# [What you need to do]
Pictures should be omitted from your copy. Everything else in the entries below must be restated word for word.
━━ Data
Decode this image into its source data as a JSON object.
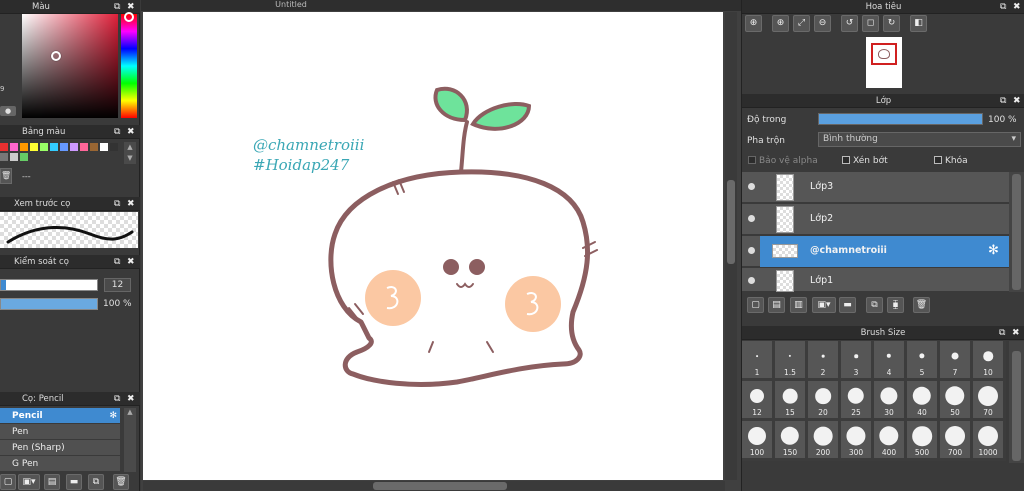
{
  "left": {
    "color_panel": {
      "title": "Màu",
      "value_hint": "9"
    },
    "palette_panel": {
      "title": "Bảng màu",
      "value": "---",
      "swatches": [
        "#e83030",
        "#ff66cc",
        "#ff9900",
        "#ffff33",
        "#99ff66",
        "#33ccff",
        "#6699ff",
        "#cc99ff",
        "#ff6699",
        "#996633",
        "#ffffff",
        "#333333",
        "#777777",
        "#cccccc",
        "#66cc66"
      ]
    },
    "preview_panel": {
      "title": "Xem trước cọ"
    },
    "control_panel": {
      "title": "Kiểm soát cọ",
      "size": "12",
      "opacity": "100 %"
    },
    "brush_panel": {
      "title": "Cọ: Pencil",
      "items": [
        "Pencil",
        "Pen",
        "Pen (Sharp)",
        "G Pen"
      ],
      "selected": 0
    }
  },
  "canvas": {
    "title": "Untitled",
    "watermark_line1": "@chamnetroiii",
    "watermark_line2": "#Hoidap247",
    "colors": {
      "outline": "#8c5e60",
      "leaf": "#6ee39b",
      "cheek": "#fbc8a3",
      "text": "#3aa7b5"
    }
  },
  "right": {
    "navigator": {
      "title": "Hoa tiêu"
    },
    "layers": {
      "title": "Lớp",
      "opacity_label": "Độ trong",
      "opacity_value": "100 %",
      "opacity_fraction": 1.0,
      "blend_label": "Pha trộn",
      "blend_value": "Bình thường",
      "protect_alpha": "Bảo vệ alpha",
      "clipping": "Xén bớt",
      "lock": "Khóa",
      "items": [
        {
          "name": "Lớp3",
          "selected": false
        },
        {
          "name": "Lớp2",
          "selected": false
        },
        {
          "name": "@chamnetroiii",
          "selected": true
        },
        {
          "name": "Lớp1",
          "selected": false
        }
      ]
    },
    "brush_size": {
      "title": "Brush Size",
      "sizes": [
        "1",
        "1.5",
        "2",
        "3",
        "4",
        "5",
        "7",
        "10",
        "12",
        "15",
        "20",
        "25",
        "30",
        "40",
        "50",
        "70",
        "100",
        "150",
        "200",
        "300",
        "400",
        "500",
        "700",
        "1000"
      ]
    }
  }
}
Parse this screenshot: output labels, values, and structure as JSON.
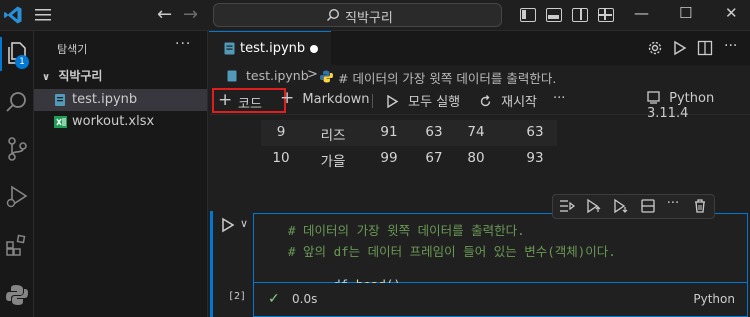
{
  "titlebar": {
    "search_text": "직박구리",
    "back_glyph": "←",
    "forward_glyph": "→",
    "minimize_glyph": "—",
    "maximize_glyph": "☐",
    "close_glyph": "✕"
  },
  "activity": {
    "badge_count": "1"
  },
  "sidebar": {
    "title": "탐색기",
    "more": "···",
    "folder": "직박구리",
    "files": [
      {
        "label": "test.ipynb",
        "icon": "notebook-icon",
        "selected": true
      },
      {
        "label": "workout.xlsx",
        "icon": "excel-icon",
        "selected": false
      }
    ]
  },
  "editor": {
    "tab_label": "test.ipynb",
    "breadcrumb": {
      "file": "test.ipynb",
      "separator": ">",
      "cell": "# 데이터의 가장 윗쪽 데이터를 출력한다."
    },
    "toolbar": {
      "code": "코드",
      "markdown": "Markdown",
      "run_all": "모두 실행",
      "restart": "재시작",
      "more": "···",
      "kernel": "Python 3.11.4"
    },
    "table": {
      "rows": [
        [
          "9",
          "리즈",
          "91",
          "63",
          "74",
          "63"
        ],
        [
          "10",
          "가을",
          "99",
          "67",
          "80",
          "93"
        ]
      ]
    },
    "cell": {
      "exec_count": "[2]",
      "lines": [
        "# 데이터의 가장 윗쪽 데이터를 출력한다.",
        "# 앞의 df는 데이터 프레임이 들어 있는 변수(객체)이다."
      ],
      "code_var": "df",
      "code_method": ".head",
      "code_parens": "()",
      "status_time": "0.0s",
      "language": "Python"
    }
  },
  "colors": {
    "accent": "#0078d4",
    "highlight_box": "#e01e1e",
    "comment": "#6a9955"
  }
}
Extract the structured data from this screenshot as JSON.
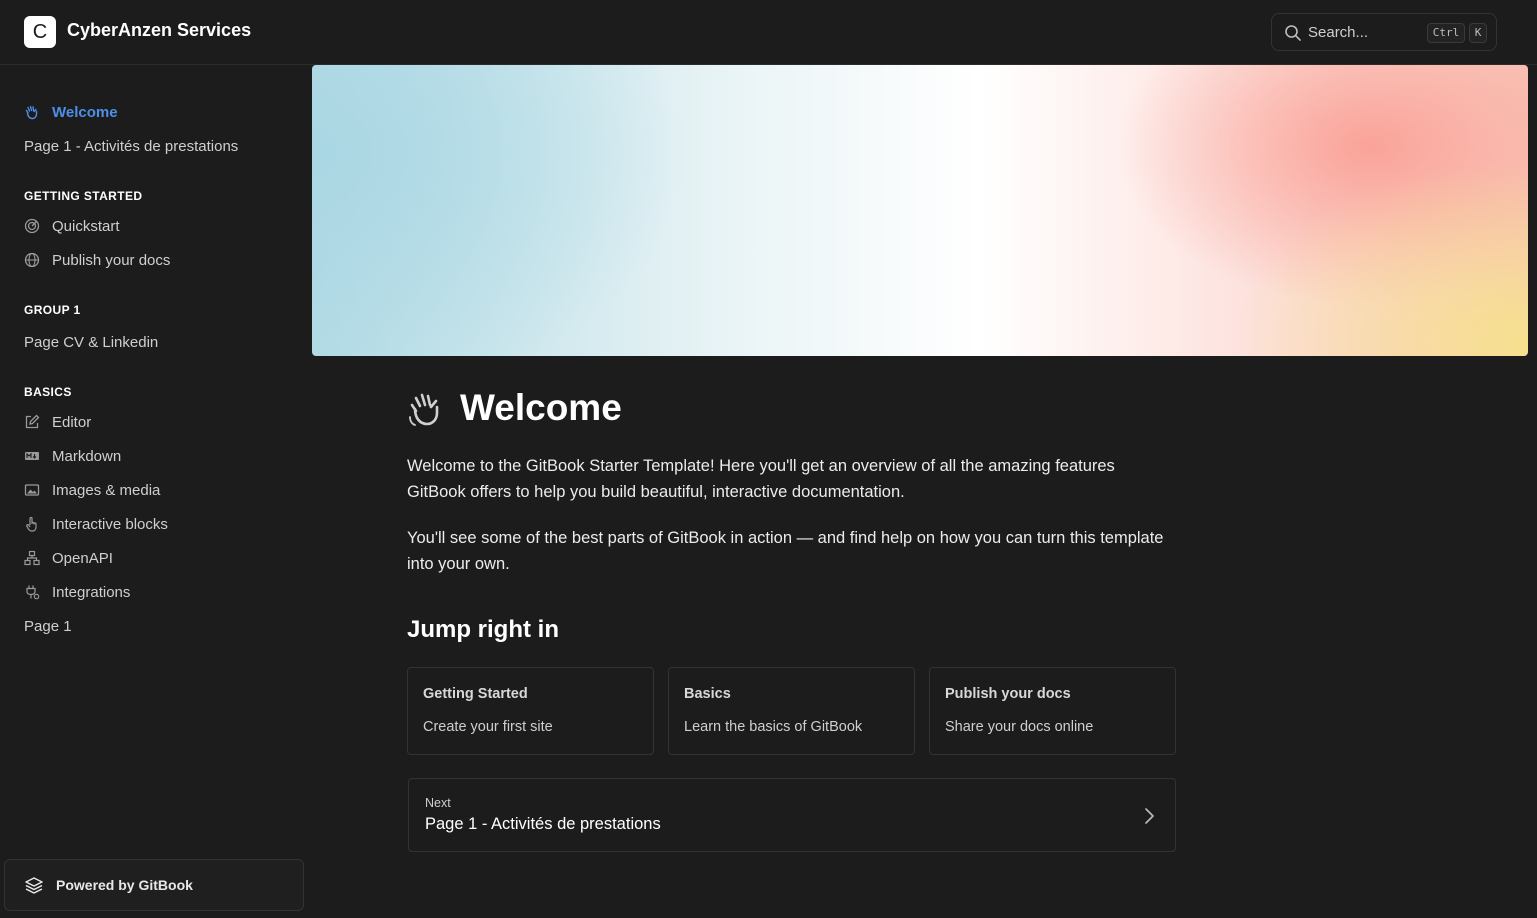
{
  "header": {
    "logo_letter": "C",
    "site_title": "CyberAnzen Services",
    "search_placeholder": "Search...",
    "shortcut_ctrl": "Ctrl",
    "shortcut_key": "K"
  },
  "sidebar": {
    "top_items": [
      {
        "label": "Welcome",
        "icon": "waving-hand-icon",
        "active": true
      },
      {
        "label": "Page 1 - Activités de prestations"
      }
    ],
    "sections": [
      {
        "title": "GETTING STARTED",
        "items": [
          {
            "label": "Quickstart",
            "icon": "target-icon"
          },
          {
            "label": "Publish your docs",
            "icon": "globe-icon"
          }
        ]
      },
      {
        "title": "GROUP 1",
        "items": [
          {
            "label": "Page CV & Linkedin"
          }
        ]
      },
      {
        "title": "BASICS",
        "items": [
          {
            "label": "Editor",
            "icon": "pen-to-square-icon"
          },
          {
            "label": "Markdown",
            "icon": "markdown-icon"
          },
          {
            "label": "Images & media",
            "icon": "image-icon"
          },
          {
            "label": "Interactive blocks",
            "icon": "hand-pointer-icon"
          },
          {
            "label": "OpenAPI",
            "icon": "sitemap-icon"
          },
          {
            "label": "Integrations",
            "icon": "plug-icon"
          },
          {
            "label": "Page 1"
          }
        ]
      }
    ],
    "powered_by": "Powered by GitBook"
  },
  "main": {
    "title": "Welcome",
    "paragraphs": [
      "Welcome to the GitBook Starter Template! Here you'll get an overview of all the amazing features GitBook offers to help you build beautiful, interactive documentation.",
      "You'll see some of the best parts of GitBook in action — and find help on how you can turn this template into your own."
    ],
    "section_heading": "Jump right in",
    "cards": [
      {
        "title": "Getting Started",
        "description": "Create your first site"
      },
      {
        "title": "Basics",
        "description": "Learn the basics of GitBook"
      },
      {
        "title": "Publish your docs",
        "description": "Share your docs online"
      }
    ],
    "next": {
      "label": "Next",
      "title": "Page 1 - Activités de prestations"
    }
  },
  "colors": {
    "background": "#1c1c1c",
    "accent": "#4d8fe8",
    "border": "#333333"
  }
}
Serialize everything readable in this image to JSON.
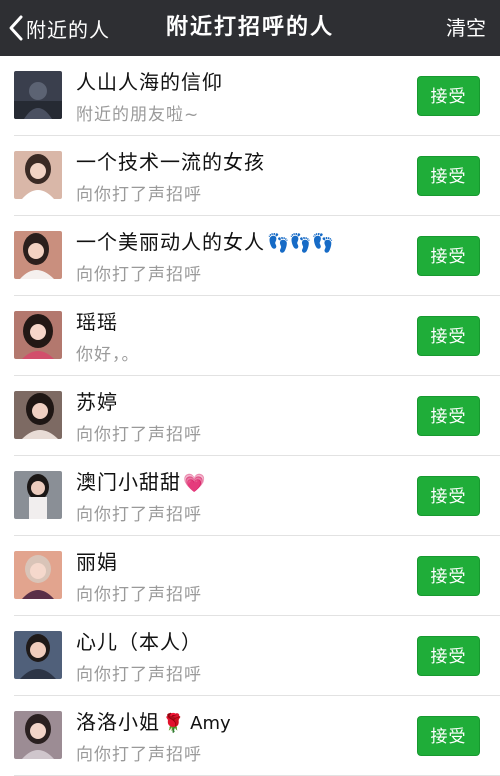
{
  "nav": {
    "back_label": "附近的人",
    "title": "附近打招呼的人",
    "clear_label": "清空"
  },
  "accept_label": "接受",
  "items": [
    {
      "name": "人山人海的信仰",
      "emoji": "",
      "message": "附近的朋友啦~",
      "avatar_color": "#3a3f4d"
    },
    {
      "name": "一个技术一流的女孩",
      "emoji": "",
      "message": "向你打了声招呼",
      "avatar_color": "#d9b7a8"
    },
    {
      "name": "一个美丽动人的女人",
      "emoji": "👣👣👣",
      "message": "向你打了声招呼",
      "avatar_color": "#c98f7e"
    },
    {
      "name": "瑶瑶",
      "emoji": "",
      "message": "你好，。",
      "avatar_color": "#b3786e"
    },
    {
      "name": "苏婷",
      "emoji": "",
      "message": "向你打了声招呼",
      "avatar_color": "#7d6a63"
    },
    {
      "name": "澳门小甜甜",
      "emoji": "💗",
      "message": "向你打了声招呼",
      "avatar_color": "#8a8f96"
    },
    {
      "name": "丽娟",
      "emoji": "",
      "message": "向你打了声招呼",
      "avatar_color": "#e2a48e"
    },
    {
      "name": "心儿（本人）",
      "emoji": "",
      "message": "向你打了声招呼",
      "avatar_color": "#50607a"
    },
    {
      "name": "洛洛小姐",
      "emoji": "🌹 Amy",
      "message": "向你打了声招呼",
      "avatar_color": "#9c8c94"
    }
  ],
  "colors": {
    "nav_bg": "#2e2f33",
    "accept_bg": "#1fad39",
    "subtext": "#9a9a9a"
  }
}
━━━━
# [Task answer]
Decode this image into its source data as a JSON object.
{
  "left": {
    "color_panel": {
      "title": "Màu",
      "value_hint": "9"
    },
    "palette_panel": {
      "title": "Bảng màu",
      "value": "---",
      "swatches": [
        "#e83030",
        "#ff66cc",
        "#ff9900",
        "#ffff33",
        "#99ff66",
        "#33ccff",
        "#6699ff",
        "#cc99ff",
        "#ff6699",
        "#996633",
        "#ffffff",
        "#333333",
        "#777777",
        "#cccccc",
        "#66cc66"
      ]
    },
    "preview_panel": {
      "title": "Xem trước cọ"
    },
    "control_panel": {
      "title": "Kiểm soát cọ",
      "size": "12",
      "opacity": "100 %"
    },
    "brush_panel": {
      "title": "Cọ: Pencil",
      "items": [
        "Pencil",
        "Pen",
        "Pen (Sharp)",
        "G Pen"
      ],
      "selected": 0
    }
  },
  "canvas": {
    "title": "Untitled",
    "watermark_line1": "@chamnetroiii",
    "watermark_line2": "#Hoidap247",
    "colors": {
      "outline": "#8c5e60",
      "leaf": "#6ee39b",
      "cheek": "#fbc8a3",
      "text": "#3aa7b5"
    }
  },
  "right": {
    "navigator": {
      "title": "Hoa tiêu"
    },
    "layers": {
      "title": "Lớp",
      "opacity_label": "Độ trong",
      "opacity_value": "100 %",
      "opacity_fraction": 1.0,
      "blend_label": "Pha trộn",
      "blend_value": "Bình thường",
      "protect_alpha": "Bảo vệ alpha",
      "clipping": "Xén bớt",
      "lock": "Khóa",
      "items": [
        {
          "name": "Lớp3",
          "selected": false
        },
        {
          "name": "Lớp2",
          "selected": false
        },
        {
          "name": "@chamnetroiii",
          "selected": true
        },
        {
          "name": "Lớp1",
          "selected": false
        }
      ]
    },
    "brush_size": {
      "title": "Brush Size",
      "sizes": [
        "1",
        "1.5",
        "2",
        "3",
        "4",
        "5",
        "7",
        "10",
        "12",
        "15",
        "20",
        "25",
        "30",
        "40",
        "50",
        "70",
        "100",
        "150",
        "200",
        "300",
        "400",
        "500",
        "700",
        "1000"
      ]
    }
  }
}
Parse this screenshot: output labels, values, and structure as JSON.
{
  "titlebar": {
    "search_text": "직박구리",
    "back_glyph": "←",
    "forward_glyph": "→",
    "minimize_glyph": "—",
    "maximize_glyph": "☐",
    "close_glyph": "✕"
  },
  "activity": {
    "badge_count": "1"
  },
  "sidebar": {
    "title": "탐색기",
    "more": "···",
    "folder": "직박구리",
    "files": [
      {
        "label": "test.ipynb",
        "icon": "notebook-icon",
        "selected": true
      },
      {
        "label": "workout.xlsx",
        "icon": "excel-icon",
        "selected": false
      }
    ]
  },
  "editor": {
    "tab_label": "test.ipynb",
    "breadcrumb": {
      "file": "test.ipynb",
      "separator": ">",
      "cell": "# 데이터의 가장 윗쪽 데이터를 출력한다."
    },
    "toolbar": {
      "code": "코드",
      "markdown": "Markdown",
      "run_all": "모두 실행",
      "restart": "재시작",
      "more": "···",
      "kernel": "Python 3.11.4"
    },
    "table": {
      "rows": [
        [
          "9",
          "리즈",
          "91",
          "63",
          "74",
          "63"
        ],
        [
          "10",
          "가을",
          "99",
          "67",
          "80",
          "93"
        ]
      ]
    },
    "cell": {
      "exec_count": "[2]",
      "lines": [
        "# 데이터의 가장 윗쪽 데이터를 출력한다.",
        "# 앞의 df는 데이터 프레임이 들어 있는 변수(객체)이다."
      ],
      "code_var": "df",
      "code_method": ".head",
      "code_parens": "()",
      "status_time": "0.0s",
      "language": "Python"
    }
  },
  "colors": {
    "accent": "#0078d4",
    "highlight_box": "#e01e1e",
    "comment": "#6a9955"
  }
}
Extract the structured data from this screenshot as JSON.
{
  "header": {
    "logo_letter": "C",
    "site_title": "CyberAnzen Services",
    "search_placeholder": "Search...",
    "shortcut_ctrl": "Ctrl",
    "shortcut_key": "K"
  },
  "sidebar": {
    "top_items": [
      {
        "label": "Welcome",
        "icon": "waving-hand-icon",
        "active": true
      },
      {
        "label": "Page 1 - Activités de prestations"
      }
    ],
    "sections": [
      {
        "title": "GETTING STARTED",
        "items": [
          {
            "label": "Quickstart",
            "icon": "target-icon"
          },
          {
            "label": "Publish your docs",
            "icon": "globe-icon"
          }
        ]
      },
      {
        "title": "GROUP 1",
        "items": [
          {
            "label": "Page CV & Linkedin"
          }
        ]
      },
      {
        "title": "BASICS",
        "items": [
          {
            "label": "Editor",
            "icon": "pen-to-square-icon"
          },
          {
            "label": "Markdown",
            "icon": "markdown-icon"
          },
          {
            "label": "Images & media",
            "icon": "image-icon"
          },
          {
            "label": "Interactive blocks",
            "icon": "hand-pointer-icon"
          },
          {
            "label": "OpenAPI",
            "icon": "sitemap-icon"
          },
          {
            "label": "Integrations",
            "icon": "plug-icon"
          },
          {
            "label": "Page 1"
          }
        ]
      }
    ],
    "powered_by": "Powered by GitBook"
  },
  "main": {
    "title": "Welcome",
    "paragraphs": [
      "Welcome to the GitBook Starter Template! Here you'll get an overview of all the amazing features GitBook offers to help you build beautiful, interactive documentation.",
      "You'll see some of the best parts of GitBook in action — and find help on how you can turn this template into your own."
    ],
    "section_heading": "Jump right in",
    "cards": [
      {
        "title": "Getting Started",
        "description": "Create your first site"
      },
      {
        "title": "Basics",
        "description": "Learn the basics of GitBook"
      },
      {
        "title": "Publish your docs",
        "description": "Share your docs online"
      }
    ],
    "next": {
      "label": "Next",
      "title": "Page 1 - Activités de prestations"
    }
  },
  "colors": {
    "background": "#1c1c1c",
    "accent": "#4d8fe8",
    "border": "#333333"
  }
}
Serialize everything readable in this image to JSON.
{
  "nav": {
    "back_label": "附近的人",
    "title": "附近打招呼的人",
    "clear_label": "清空"
  },
  "accept_label": "接受",
  "items": [
    {
      "name": "人山人海的信仰",
      "emoji": "",
      "message": "附近的朋友啦~",
      "avatar_color": "#3a3f4d"
    },
    {
      "name": "一个技术一流的女孩",
      "emoji": "",
      "message": "向你打了声招呼",
      "avatar_color": "#d9b7a8"
    },
    {
      "name": "一个美丽动人的女人",
      "emoji": "👣👣👣",
      "message": "向你打了声招呼",
      "avatar_color": "#c98f7e"
    },
    {
      "name": "瑶瑶",
      "emoji": "",
      "message": "你好，。",
      "avatar_color": "#b3786e"
    },
    {
      "name": "苏婷",
      "emoji": "",
      "message": "向你打了声招呼",
      "avatar_color": "#7d6a63"
    },
    {
      "name": "澳门小甜甜",
      "emoji": "💗",
      "message": "向你打了声招呼",
      "avatar_color": "#8a8f96"
    },
    {
      "name": "丽娟",
      "emoji": "",
      "message": "向你打了声招呼",
      "avatar_color": "#e2a48e"
    },
    {
      "name": "心儿（本人）",
      "emoji": "",
      "message": "向你打了声招呼",
      "avatar_color": "#50607a"
    },
    {
      "name": "洛洛小姐",
      "emoji": "🌹 Amy",
      "message": "向你打了声招呼",
      "avatar_color": "#9c8c94"
    }
  ],
  "colors": {
    "nav_bg": "#2e2f33",
    "accept_bg": "#1fad39",
    "subtext": "#9a9a9a"
  }
}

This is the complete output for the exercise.